EXERCISE INSTRUCTIONS
Each line below should be written out again without any change.

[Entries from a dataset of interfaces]
= Beginning of Section =
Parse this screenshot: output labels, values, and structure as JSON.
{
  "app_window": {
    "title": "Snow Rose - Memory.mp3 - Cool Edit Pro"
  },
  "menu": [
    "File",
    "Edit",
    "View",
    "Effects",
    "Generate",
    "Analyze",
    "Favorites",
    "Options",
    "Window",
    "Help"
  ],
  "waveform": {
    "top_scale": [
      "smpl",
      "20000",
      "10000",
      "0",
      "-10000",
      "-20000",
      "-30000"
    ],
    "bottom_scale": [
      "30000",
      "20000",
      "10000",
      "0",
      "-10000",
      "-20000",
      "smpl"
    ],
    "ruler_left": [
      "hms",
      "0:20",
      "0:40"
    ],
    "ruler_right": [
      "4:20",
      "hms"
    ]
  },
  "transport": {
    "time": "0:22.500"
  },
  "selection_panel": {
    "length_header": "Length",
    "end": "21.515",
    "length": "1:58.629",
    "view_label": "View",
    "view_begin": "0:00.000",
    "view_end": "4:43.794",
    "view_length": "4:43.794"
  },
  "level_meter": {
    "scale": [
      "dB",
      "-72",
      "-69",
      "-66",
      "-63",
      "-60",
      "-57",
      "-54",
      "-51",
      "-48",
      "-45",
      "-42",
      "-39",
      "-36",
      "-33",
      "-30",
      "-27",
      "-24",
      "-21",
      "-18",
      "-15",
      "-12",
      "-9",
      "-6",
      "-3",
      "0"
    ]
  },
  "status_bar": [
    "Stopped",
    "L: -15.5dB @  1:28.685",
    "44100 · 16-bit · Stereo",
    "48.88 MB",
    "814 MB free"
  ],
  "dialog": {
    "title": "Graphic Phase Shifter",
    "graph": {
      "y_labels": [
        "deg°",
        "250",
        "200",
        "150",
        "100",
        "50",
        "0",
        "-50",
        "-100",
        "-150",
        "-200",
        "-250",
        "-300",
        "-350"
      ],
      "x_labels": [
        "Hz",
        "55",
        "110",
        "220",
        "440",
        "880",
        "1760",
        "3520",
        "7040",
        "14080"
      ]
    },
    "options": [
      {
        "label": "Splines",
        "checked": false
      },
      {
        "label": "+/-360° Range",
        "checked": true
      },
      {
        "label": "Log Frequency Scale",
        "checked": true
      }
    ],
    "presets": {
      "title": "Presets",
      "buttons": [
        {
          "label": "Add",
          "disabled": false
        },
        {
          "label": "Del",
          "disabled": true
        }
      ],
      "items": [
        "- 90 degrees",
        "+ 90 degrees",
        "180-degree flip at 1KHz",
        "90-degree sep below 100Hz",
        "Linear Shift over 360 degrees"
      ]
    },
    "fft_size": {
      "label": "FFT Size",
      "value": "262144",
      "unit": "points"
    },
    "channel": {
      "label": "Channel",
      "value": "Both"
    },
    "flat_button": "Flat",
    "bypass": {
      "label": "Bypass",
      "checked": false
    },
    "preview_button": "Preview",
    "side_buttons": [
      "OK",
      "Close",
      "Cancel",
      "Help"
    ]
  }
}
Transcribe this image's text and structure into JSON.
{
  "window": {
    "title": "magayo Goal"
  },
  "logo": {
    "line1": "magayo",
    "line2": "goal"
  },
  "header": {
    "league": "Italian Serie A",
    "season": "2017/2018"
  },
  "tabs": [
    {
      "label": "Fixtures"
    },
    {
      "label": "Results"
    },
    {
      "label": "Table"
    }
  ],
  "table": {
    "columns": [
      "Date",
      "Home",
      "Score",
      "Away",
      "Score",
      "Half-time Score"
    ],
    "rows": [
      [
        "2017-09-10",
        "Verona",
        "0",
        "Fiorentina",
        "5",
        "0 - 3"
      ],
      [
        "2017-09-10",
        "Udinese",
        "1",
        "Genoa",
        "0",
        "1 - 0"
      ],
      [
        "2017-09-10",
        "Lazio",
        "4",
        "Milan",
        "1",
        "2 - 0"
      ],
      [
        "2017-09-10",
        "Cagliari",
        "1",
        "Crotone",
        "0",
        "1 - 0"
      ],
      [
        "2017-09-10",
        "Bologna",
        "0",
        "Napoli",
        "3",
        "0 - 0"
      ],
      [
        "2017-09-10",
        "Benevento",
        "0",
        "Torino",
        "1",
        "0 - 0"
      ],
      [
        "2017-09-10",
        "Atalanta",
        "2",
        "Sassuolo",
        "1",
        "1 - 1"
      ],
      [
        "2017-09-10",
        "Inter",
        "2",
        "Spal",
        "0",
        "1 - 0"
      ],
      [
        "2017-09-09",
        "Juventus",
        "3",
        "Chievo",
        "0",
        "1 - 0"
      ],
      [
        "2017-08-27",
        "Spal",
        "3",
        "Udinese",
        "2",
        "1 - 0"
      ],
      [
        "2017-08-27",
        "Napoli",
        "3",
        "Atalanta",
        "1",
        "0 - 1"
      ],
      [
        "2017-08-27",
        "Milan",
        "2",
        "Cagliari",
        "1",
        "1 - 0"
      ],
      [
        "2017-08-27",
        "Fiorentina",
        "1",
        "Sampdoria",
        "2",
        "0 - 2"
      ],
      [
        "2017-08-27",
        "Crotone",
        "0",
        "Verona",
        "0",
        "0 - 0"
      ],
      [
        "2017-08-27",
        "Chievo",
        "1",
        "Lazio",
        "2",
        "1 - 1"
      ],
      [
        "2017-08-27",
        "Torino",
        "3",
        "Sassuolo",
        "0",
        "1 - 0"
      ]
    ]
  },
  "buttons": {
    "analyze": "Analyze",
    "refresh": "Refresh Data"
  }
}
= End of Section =
EXERCISE RESPONSE
Parse this screenshot: output labels, values, and structure as JSON.
{
  "app_window": {
    "title": "Snow Rose - Memory.mp3 - Cool Edit Pro"
  },
  "menu": [
    "File",
    "Edit",
    "View",
    "Effects",
    "Generate",
    "Analyze",
    "Favorites",
    "Options",
    "Window",
    "Help"
  ],
  "waveform": {
    "top_scale": [
      "smpl",
      "20000",
      "10000",
      "0",
      "-10000",
      "-20000",
      "-30000"
    ],
    "bottom_scale": [
      "30000",
      "20000",
      "10000",
      "0",
      "-10000",
      "-20000",
      "smpl"
    ],
    "ruler_left": [
      "hms",
      "0:20",
      "0:40"
    ],
    "ruler_right": [
      "4:20",
      "hms"
    ]
  },
  "transport": {
    "time": "0:22.500"
  },
  "selection_panel": {
    "length_header": "Length",
    "end": "21.515",
    "length": "1:58.629",
    "view_label": "View",
    "view_begin": "0:00.000",
    "view_end": "4:43.794",
    "view_length": "4:43.794"
  },
  "level_meter": {
    "scale": [
      "dB",
      "-72",
      "-69",
      "-66",
      "-63",
      "-60",
      "-57",
      "-54",
      "-51",
      "-48",
      "-45",
      "-42",
      "-39",
      "-36",
      "-33",
      "-30",
      "-27",
      "-24",
      "-21",
      "-18",
      "-15",
      "-12",
      "-9",
      "-6",
      "-3",
      "0"
    ]
  },
  "status_bar": [
    "Stopped",
    "L: -15.5dB @  1:28.685",
    "44100 · 16-bit · Stereo",
    "48.88 MB",
    "814 MB free"
  ],
  "dialog": {
    "title": "Graphic Phase Shifter",
    "graph": {
      "y_labels": [
        "deg°",
        "250",
        "200",
        "150",
        "100",
        "50",
        "0",
        "-50",
        "-100",
        "-150",
        "-200",
        "-250",
        "-300",
        "-350"
      ],
      "x_labels": [
        "Hz",
        "55",
        "110",
        "220",
        "440",
        "880",
        "1760",
        "3520",
        "7040",
        "14080"
      ]
    },
    "options": [
      {
        "label": "Splines",
        "checked": false
      },
      {
        "label": "+/-360° Range",
        "checked": true
      },
      {
        "label": "Log Frequency Scale",
        "checked": true
      }
    ],
    "presets": {
      "title": "Presets",
      "buttons": [
        {
          "label": "Add",
          "disabled": false
        },
        {
          "label": "Del",
          "disabled": true
        }
      ],
      "items": [
        "- 90 degrees",
        "+ 90 degrees",
        "180-degree flip at 1KHz",
        "90-degree sep below 100Hz",
        "Linear Shift over 360 degrees"
      ]
    },
    "fft_size": {
      "label": "FFT Size",
      "value": "262144",
      "unit": "points"
    },
    "channel": {
      "label": "Channel",
      "value": "Both"
    },
    "flat_button": "Flat",
    "bypass": {
      "label": "Bypass",
      "checked": false
    },
    "preview_button": "Preview",
    "side_buttons": [
      "OK",
      "Close",
      "Cancel",
      "Help"
    ]
  }
}
Transcribe this image's text and structure into JSON.
{
  "window": {
    "title": "magayo Goal"
  },
  "logo": {
    "line1": "magayo",
    "line2": "goal"
  },
  "header": {
    "league": "Italian Serie A",
    "season": "2017/2018"
  },
  "tabs": [
    {
      "label": "Fixtures"
    },
    {
      "label": "Results"
    },
    {
      "label": "Table"
    }
  ],
  "table": {
    "columns": [
      "Date",
      "Home",
      "Score",
      "Away",
      "Score",
      "Half-time Score"
    ],
    "rows": [
      [
        "2017-09-10",
        "Verona",
        "0",
        "Fiorentina",
        "5",
        "0 - 3"
      ],
      [
        "2017-09-10",
        "Udinese",
        "1",
        "Genoa",
        "0",
        "1 - 0"
      ],
      [
        "2017-09-10",
        "Lazio",
        "4",
        "Milan",
        "1",
        "2 - 0"
      ],
      [
        "2017-09-10",
        "Cagliari",
        "1",
        "Crotone",
        "0",
        "1 - 0"
      ],
      [
        "2017-09-10",
        "Bologna",
        "0",
        "Napoli",
        "3",
        "0 - 0"
      ],
      [
        "2017-09-10",
        "Benevento",
        "0",
        "Torino",
        "1",
        "0 - 0"
      ],
      [
        "2017-09-10",
        "Atalanta",
        "2",
        "Sassuolo",
        "1",
        "1 - 1"
      ],
      [
        "2017-09-10",
        "Inter",
        "2",
        "Spal",
        "0",
        "1 - 0"
      ],
      [
        "2017-09-09",
        "Juventus",
        "3",
        "Chievo",
        "0",
        "1 - 0"
      ],
      [
        "2017-08-27",
        "Spal",
        "3",
        "Udinese",
        "2",
        "1 - 0"
      ],
      [
        "2017-08-27",
        "Napoli",
        "3",
        "Atalanta",
        "1",
        "0 - 1"
      ],
      [
        "2017-08-27",
        "Milan",
        "2",
        "Cagliari",
        "1",
        "1 - 0"
      ],
      [
        "2017-08-27",
        "Fiorentina",
        "1",
        "Sampdoria",
        "2",
        "0 - 2"
      ],
      [
        "2017-08-27",
        "Crotone",
        "0",
        "Verona",
        "0",
        "0 - 0"
      ],
      [
        "2017-08-27",
        "Chievo",
        "1",
        "Lazio",
        "2",
        "1 - 1"
      ],
      [
        "2017-08-27",
        "Torino",
        "3",
        "Sassuolo",
        "0",
        "1 - 0"
      ]
    ]
  },
  "buttons": {
    "analyze": "Analyze",
    "refresh": "Refresh Data"
  }
}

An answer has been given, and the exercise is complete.